* [WHAT YOU ARE ASKED TO DO] Restate the listing below word for word, omitting any images.

* [MATERIAL SUPPLIED]
· · · ·

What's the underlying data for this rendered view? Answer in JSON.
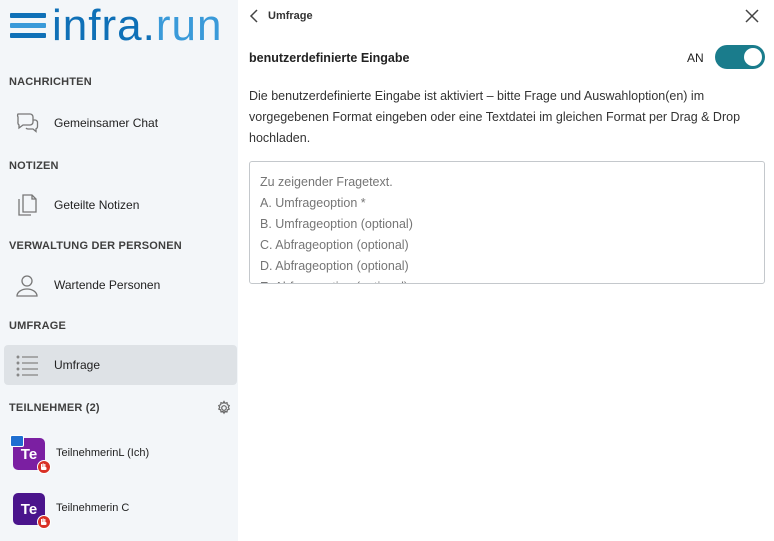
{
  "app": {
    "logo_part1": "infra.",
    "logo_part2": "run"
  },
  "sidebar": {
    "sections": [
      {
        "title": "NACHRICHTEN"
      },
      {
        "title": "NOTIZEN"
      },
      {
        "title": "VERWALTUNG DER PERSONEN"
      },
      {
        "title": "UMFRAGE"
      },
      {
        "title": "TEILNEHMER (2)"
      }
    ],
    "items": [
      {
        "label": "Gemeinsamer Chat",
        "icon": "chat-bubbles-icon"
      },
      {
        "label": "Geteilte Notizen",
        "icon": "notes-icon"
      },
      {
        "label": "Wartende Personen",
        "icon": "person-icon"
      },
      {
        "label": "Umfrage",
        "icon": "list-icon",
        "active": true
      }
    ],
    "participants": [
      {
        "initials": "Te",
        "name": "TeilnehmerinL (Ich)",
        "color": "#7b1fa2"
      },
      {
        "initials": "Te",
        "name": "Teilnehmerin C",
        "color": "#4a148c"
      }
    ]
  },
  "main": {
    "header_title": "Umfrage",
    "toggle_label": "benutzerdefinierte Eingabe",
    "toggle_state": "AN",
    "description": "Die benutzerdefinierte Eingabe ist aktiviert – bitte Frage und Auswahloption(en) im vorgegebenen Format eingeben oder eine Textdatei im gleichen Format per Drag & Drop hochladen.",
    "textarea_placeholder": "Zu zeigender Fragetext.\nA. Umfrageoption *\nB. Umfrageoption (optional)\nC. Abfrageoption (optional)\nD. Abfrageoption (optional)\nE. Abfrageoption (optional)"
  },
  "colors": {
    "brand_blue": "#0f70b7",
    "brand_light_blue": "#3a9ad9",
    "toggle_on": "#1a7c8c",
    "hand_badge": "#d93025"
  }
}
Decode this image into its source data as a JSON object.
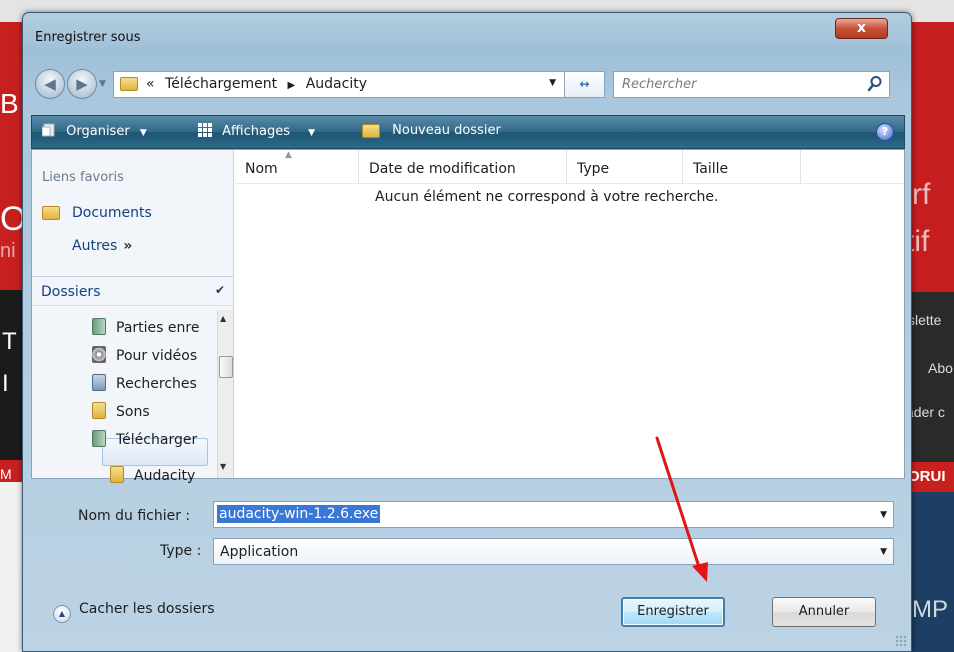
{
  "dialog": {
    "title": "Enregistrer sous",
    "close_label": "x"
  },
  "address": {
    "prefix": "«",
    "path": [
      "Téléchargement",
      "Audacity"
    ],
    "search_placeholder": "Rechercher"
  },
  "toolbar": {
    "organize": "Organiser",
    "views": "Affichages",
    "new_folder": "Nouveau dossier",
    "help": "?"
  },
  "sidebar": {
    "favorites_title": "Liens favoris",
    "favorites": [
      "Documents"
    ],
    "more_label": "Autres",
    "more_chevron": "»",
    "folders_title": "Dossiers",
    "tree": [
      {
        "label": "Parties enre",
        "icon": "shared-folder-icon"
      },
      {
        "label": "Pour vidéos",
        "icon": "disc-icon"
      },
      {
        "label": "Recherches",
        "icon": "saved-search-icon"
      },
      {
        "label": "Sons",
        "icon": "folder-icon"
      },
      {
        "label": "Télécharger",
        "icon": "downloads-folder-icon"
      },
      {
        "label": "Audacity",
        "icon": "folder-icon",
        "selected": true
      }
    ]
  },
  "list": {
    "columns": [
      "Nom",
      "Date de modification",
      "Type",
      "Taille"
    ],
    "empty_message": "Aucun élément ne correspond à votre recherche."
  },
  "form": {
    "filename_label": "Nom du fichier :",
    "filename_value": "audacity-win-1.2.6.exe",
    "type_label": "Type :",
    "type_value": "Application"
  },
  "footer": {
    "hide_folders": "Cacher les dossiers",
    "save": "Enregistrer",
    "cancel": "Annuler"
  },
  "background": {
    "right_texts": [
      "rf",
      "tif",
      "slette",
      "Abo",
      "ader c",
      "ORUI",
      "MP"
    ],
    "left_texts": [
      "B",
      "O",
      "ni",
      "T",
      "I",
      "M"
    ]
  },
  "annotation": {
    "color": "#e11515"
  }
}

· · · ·

* [FINISHED EXERCISE]
What's the underlying data for this rendered view? Answer in JSON.
{
  "app": {
    "logo_part1": "infra.",
    "logo_part2": "run"
  },
  "sidebar": {
    "sections": [
      {
        "title": "NACHRICHTEN"
      },
      {
        "title": "NOTIZEN"
      },
      {
        "title": "VERWALTUNG DER PERSONEN"
      },
      {
        "title": "UMFRAGE"
      },
      {
        "title": "TEILNEHMER (2)"
      }
    ],
    "items": [
      {
        "label": "Gemeinsamer Chat",
        "icon": "chat-bubbles-icon"
      },
      {
        "label": "Geteilte Notizen",
        "icon": "notes-icon"
      },
      {
        "label": "Wartende Personen",
        "icon": "person-icon"
      },
      {
        "label": "Umfrage",
        "icon": "list-icon",
        "active": true
      }
    ],
    "participants": [
      {
        "initials": "Te",
        "name": "TeilnehmerinL (Ich)",
        "color": "#7b1fa2"
      },
      {
        "initials": "Te",
        "name": "Teilnehmerin C",
        "color": "#4a148c"
      }
    ]
  },
  "main": {
    "header_title": "Umfrage",
    "toggle_label": "benutzerdefinierte Eingabe",
    "toggle_state": "AN",
    "description": "Die benutzerdefinierte Eingabe ist aktiviert – bitte Frage und Auswahloption(en) im vorgegebenen Format eingeben oder eine Textdatei im gleichen Format per Drag & Drop hochladen.",
    "textarea_placeholder": "Zu zeigender Fragetext.\nA. Umfrageoption *\nB. Umfrageoption (optional)\nC. Abfrageoption (optional)\nD. Abfrageoption (optional)\nE. Abfrageoption (optional)"
  },
  "colors": {
    "brand_blue": "#0f70b7",
    "brand_light_blue": "#3a9ad9",
    "toggle_on": "#1a7c8c",
    "hand_badge": "#d93025"
  }
}
Decode this image into its source data as a JSON object.
{
  "dialog": {
    "title": "Enregistrer sous",
    "close_label": "x"
  },
  "address": {
    "prefix": "«",
    "path": [
      "Téléchargement",
      "Audacity"
    ],
    "search_placeholder": "Rechercher"
  },
  "toolbar": {
    "organize": "Organiser",
    "views": "Affichages",
    "new_folder": "Nouveau dossier",
    "help": "?"
  },
  "sidebar": {
    "favorites_title": "Liens favoris",
    "favorites": [
      "Documents"
    ],
    "more_label": "Autres",
    "more_chevron": "»",
    "folders_title": "Dossiers",
    "tree": [
      {
        "label": "Parties enre",
        "icon": "shared-folder-icon"
      },
      {
        "label": "Pour vidéos",
        "icon": "disc-icon"
      },
      {
        "label": "Recherches",
        "icon": "saved-search-icon"
      },
      {
        "label": "Sons",
        "icon": "folder-icon"
      },
      {
        "label": "Télécharger",
        "icon": "downloads-folder-icon"
      },
      {
        "label": "Audacity",
        "icon": "folder-icon",
        "selected": true
      }
    ]
  },
  "list": {
    "columns": [
      "Nom",
      "Date de modification",
      "Type",
      "Taille"
    ],
    "empty_message": "Aucun élément ne correspond à votre recherche."
  },
  "form": {
    "filename_label": "Nom du fichier :",
    "filename_value": "audacity-win-1.2.6.exe",
    "type_label": "Type :",
    "type_value": "Application"
  },
  "footer": {
    "hide_folders": "Cacher les dossiers",
    "save": "Enregistrer",
    "cancel": "Annuler"
  },
  "background": {
    "right_texts": [
      "rf",
      "tif",
      "slette",
      "Abo",
      "ader c",
      "ORUI",
      "MP"
    ],
    "left_texts": [
      "B",
      "O",
      "ni",
      "T",
      "I",
      "M"
    ]
  },
  "annotation": {
    "color": "#e11515"
  }
}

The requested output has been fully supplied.